In the building sector, carbon pollution has increased over the past 15 years. I think that Congress must enact clean-building policies, including grants for domestic manufacturers of electric appliances and consumer rebates for heat pumps and induction stoves. We also need to dramatically scale up federal support for low-income Americans to make sure that they can live in clean buildings and afford their electricity bills.

With these policies and investments in cleaning up the industrial sector, Congress could secure the pollution cuts necessary to meet Biden’s 2030 goal. And it could do so in a way that prioritizes justice, by ensuring that 40 percent of the bill’s investments are allocated for communities facing the worst levels of pollution today.

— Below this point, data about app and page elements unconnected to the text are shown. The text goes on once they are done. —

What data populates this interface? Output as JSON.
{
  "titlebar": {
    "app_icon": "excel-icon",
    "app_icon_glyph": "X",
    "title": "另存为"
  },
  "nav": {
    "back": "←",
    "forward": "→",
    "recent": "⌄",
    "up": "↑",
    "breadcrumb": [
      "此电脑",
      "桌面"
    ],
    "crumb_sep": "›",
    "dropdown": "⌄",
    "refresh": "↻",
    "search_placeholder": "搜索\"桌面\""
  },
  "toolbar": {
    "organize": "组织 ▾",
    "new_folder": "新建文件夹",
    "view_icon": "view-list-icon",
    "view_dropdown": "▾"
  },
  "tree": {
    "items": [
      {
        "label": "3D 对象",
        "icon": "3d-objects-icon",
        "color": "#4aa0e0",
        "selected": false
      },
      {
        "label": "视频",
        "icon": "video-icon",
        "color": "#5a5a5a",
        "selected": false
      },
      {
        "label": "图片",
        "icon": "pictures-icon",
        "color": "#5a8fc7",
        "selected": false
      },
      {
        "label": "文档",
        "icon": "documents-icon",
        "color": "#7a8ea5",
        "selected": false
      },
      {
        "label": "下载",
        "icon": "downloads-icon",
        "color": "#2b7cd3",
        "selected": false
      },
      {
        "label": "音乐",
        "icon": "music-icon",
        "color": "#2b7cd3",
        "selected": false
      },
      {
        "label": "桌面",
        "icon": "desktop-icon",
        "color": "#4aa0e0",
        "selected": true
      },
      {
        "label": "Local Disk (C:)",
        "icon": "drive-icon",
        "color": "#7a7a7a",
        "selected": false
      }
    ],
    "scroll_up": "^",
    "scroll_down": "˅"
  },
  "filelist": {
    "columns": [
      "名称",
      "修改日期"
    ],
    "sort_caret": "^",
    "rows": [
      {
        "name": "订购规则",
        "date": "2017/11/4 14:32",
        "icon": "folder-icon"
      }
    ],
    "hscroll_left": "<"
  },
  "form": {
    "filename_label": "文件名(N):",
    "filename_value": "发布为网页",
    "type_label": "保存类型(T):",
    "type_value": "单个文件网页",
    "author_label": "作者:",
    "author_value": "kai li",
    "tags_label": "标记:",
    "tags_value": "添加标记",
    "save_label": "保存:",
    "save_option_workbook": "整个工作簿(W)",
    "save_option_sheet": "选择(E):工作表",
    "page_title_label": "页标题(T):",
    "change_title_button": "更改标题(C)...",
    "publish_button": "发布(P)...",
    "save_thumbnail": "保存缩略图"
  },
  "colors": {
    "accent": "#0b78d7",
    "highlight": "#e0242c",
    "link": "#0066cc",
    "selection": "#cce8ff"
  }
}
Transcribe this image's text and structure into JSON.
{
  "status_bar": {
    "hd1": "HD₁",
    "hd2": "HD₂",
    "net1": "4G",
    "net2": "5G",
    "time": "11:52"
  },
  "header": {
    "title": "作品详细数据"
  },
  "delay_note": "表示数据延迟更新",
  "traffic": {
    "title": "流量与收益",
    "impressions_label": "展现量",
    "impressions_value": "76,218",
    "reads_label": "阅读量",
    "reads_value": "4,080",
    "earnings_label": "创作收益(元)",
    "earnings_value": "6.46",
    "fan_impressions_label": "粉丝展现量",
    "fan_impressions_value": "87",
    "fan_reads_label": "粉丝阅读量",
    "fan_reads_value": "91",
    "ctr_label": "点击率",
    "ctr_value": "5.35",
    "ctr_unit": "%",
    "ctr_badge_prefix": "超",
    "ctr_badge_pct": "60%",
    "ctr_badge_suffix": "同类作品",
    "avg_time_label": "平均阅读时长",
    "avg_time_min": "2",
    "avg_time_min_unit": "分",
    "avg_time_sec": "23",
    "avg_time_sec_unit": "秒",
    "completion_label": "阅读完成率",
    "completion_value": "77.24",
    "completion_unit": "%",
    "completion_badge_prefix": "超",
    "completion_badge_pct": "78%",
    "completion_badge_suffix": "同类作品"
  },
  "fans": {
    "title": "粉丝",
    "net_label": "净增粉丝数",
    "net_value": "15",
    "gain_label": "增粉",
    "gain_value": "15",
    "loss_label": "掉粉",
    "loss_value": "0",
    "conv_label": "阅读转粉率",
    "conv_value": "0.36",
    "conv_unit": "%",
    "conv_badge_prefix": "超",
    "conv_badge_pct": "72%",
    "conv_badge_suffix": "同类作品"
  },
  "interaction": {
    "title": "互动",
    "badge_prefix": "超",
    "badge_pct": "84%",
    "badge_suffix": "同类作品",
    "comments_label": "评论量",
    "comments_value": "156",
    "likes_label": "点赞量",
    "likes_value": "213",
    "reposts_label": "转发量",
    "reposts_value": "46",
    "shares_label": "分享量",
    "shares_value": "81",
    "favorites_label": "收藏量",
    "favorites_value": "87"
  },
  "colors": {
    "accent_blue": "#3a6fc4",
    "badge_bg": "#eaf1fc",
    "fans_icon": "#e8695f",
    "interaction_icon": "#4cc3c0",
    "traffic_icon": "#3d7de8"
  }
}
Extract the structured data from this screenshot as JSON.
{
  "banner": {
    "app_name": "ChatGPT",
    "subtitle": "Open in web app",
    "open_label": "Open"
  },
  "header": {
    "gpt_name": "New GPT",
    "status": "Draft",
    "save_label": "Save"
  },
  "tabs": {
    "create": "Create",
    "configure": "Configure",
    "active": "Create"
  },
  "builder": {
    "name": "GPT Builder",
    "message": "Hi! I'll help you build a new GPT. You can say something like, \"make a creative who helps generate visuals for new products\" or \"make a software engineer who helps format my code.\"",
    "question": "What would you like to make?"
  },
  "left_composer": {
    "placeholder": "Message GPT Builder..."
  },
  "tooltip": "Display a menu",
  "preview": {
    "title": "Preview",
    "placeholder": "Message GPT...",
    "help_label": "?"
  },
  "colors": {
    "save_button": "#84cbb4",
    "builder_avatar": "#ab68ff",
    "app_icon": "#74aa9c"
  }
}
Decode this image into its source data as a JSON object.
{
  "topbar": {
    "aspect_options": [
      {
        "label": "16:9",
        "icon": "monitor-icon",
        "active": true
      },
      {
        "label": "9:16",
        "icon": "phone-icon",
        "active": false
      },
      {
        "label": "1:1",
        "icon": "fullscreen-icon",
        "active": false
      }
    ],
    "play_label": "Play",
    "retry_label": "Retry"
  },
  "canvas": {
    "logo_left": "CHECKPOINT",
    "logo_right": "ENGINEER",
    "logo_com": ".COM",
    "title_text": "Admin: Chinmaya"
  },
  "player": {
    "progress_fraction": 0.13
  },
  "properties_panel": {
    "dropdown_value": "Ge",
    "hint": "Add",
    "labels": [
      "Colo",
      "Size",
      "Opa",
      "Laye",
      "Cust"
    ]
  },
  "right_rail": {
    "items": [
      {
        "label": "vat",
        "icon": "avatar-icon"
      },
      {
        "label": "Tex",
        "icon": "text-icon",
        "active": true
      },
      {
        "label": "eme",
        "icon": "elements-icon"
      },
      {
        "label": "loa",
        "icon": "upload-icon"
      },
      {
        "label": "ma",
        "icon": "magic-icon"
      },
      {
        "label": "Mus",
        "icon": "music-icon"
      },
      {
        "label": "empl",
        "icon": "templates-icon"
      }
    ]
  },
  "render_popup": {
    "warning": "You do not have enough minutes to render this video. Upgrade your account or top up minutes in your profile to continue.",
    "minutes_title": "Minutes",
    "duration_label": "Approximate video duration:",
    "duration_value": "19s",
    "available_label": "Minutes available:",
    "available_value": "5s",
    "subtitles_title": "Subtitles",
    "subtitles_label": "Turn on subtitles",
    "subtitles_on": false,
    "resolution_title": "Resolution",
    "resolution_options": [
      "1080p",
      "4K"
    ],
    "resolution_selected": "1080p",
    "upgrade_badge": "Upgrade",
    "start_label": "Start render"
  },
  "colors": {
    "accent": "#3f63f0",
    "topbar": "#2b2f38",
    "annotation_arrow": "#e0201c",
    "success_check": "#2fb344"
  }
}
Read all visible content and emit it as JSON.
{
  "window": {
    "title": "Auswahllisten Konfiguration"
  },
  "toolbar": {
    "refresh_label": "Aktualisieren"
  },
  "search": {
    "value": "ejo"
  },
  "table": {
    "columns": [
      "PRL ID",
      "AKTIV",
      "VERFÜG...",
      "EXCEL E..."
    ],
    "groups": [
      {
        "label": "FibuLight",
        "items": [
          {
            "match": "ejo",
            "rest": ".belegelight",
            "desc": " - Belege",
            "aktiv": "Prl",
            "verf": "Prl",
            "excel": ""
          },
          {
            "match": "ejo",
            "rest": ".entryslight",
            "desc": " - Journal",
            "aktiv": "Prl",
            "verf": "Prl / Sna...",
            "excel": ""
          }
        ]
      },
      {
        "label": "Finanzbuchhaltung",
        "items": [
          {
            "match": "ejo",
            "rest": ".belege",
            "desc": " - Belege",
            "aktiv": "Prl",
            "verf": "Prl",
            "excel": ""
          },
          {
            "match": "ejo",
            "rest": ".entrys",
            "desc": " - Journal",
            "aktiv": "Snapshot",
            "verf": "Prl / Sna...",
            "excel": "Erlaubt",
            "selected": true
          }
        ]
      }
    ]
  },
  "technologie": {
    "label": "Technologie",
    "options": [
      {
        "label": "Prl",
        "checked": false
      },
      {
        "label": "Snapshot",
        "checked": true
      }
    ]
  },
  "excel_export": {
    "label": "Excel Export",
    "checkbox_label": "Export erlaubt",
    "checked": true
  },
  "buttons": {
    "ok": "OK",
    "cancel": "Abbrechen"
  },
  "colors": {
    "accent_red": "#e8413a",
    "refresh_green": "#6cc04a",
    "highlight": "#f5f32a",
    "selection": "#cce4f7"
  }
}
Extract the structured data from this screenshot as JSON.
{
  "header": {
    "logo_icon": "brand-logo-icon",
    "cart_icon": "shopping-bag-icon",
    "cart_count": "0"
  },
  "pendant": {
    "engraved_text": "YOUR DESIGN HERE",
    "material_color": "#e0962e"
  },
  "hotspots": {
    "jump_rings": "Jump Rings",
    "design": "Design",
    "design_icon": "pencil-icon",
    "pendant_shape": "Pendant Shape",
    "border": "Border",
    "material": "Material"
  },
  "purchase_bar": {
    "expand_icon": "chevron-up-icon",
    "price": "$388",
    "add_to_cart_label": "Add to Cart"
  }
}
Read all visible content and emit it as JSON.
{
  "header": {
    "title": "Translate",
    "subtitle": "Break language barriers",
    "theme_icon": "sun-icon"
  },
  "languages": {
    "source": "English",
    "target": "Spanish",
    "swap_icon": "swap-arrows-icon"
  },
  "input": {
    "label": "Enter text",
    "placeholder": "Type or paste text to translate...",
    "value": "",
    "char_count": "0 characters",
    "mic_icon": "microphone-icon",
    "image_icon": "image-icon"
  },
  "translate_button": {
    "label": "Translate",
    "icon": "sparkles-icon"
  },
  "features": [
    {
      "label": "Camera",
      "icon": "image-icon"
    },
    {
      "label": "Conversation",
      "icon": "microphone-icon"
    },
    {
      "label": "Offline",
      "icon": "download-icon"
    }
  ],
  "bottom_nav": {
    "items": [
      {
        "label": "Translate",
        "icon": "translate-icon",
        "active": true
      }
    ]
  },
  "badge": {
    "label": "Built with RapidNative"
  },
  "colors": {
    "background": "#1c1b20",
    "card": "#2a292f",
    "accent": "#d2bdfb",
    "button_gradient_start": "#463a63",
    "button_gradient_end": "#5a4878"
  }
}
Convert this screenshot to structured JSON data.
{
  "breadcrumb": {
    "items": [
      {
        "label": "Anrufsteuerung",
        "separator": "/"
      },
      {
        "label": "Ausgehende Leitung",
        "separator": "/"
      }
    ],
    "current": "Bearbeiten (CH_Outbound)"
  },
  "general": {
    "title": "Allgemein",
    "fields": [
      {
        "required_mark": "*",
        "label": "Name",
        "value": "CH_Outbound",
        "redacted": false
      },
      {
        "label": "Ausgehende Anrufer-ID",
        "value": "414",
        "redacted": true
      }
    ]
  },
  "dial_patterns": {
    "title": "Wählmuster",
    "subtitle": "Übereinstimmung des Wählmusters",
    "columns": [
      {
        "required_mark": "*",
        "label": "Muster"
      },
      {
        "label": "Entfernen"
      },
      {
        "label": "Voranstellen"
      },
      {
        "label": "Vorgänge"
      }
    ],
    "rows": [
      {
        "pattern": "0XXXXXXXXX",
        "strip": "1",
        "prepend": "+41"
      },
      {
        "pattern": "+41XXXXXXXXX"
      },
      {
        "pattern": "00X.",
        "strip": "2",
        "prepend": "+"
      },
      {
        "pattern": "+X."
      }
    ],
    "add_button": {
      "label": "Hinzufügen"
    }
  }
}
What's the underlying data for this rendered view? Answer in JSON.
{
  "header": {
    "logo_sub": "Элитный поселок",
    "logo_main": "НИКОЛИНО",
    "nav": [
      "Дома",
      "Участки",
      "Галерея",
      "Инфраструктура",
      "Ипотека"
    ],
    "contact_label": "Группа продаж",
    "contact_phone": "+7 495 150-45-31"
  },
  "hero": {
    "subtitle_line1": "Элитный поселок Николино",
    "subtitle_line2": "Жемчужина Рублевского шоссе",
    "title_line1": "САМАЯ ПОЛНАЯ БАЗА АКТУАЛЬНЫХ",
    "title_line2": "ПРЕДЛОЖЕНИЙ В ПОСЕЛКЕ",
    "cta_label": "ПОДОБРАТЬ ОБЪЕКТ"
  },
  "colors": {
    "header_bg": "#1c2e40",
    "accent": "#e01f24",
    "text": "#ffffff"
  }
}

All of these federal investments will pay us back—in cheaper technology, cleaner air, good-paying jobs, greater equality, and the stable climate we so desperately need. I’ve been working on climate for the past 16 years, and I’ve never seen a summer like the one we’re experiencing now. If Congress spends too little, or passes only the bipartisan infrastructure package, we will continue to head in the wrong direction, and there will be worse summers ahead.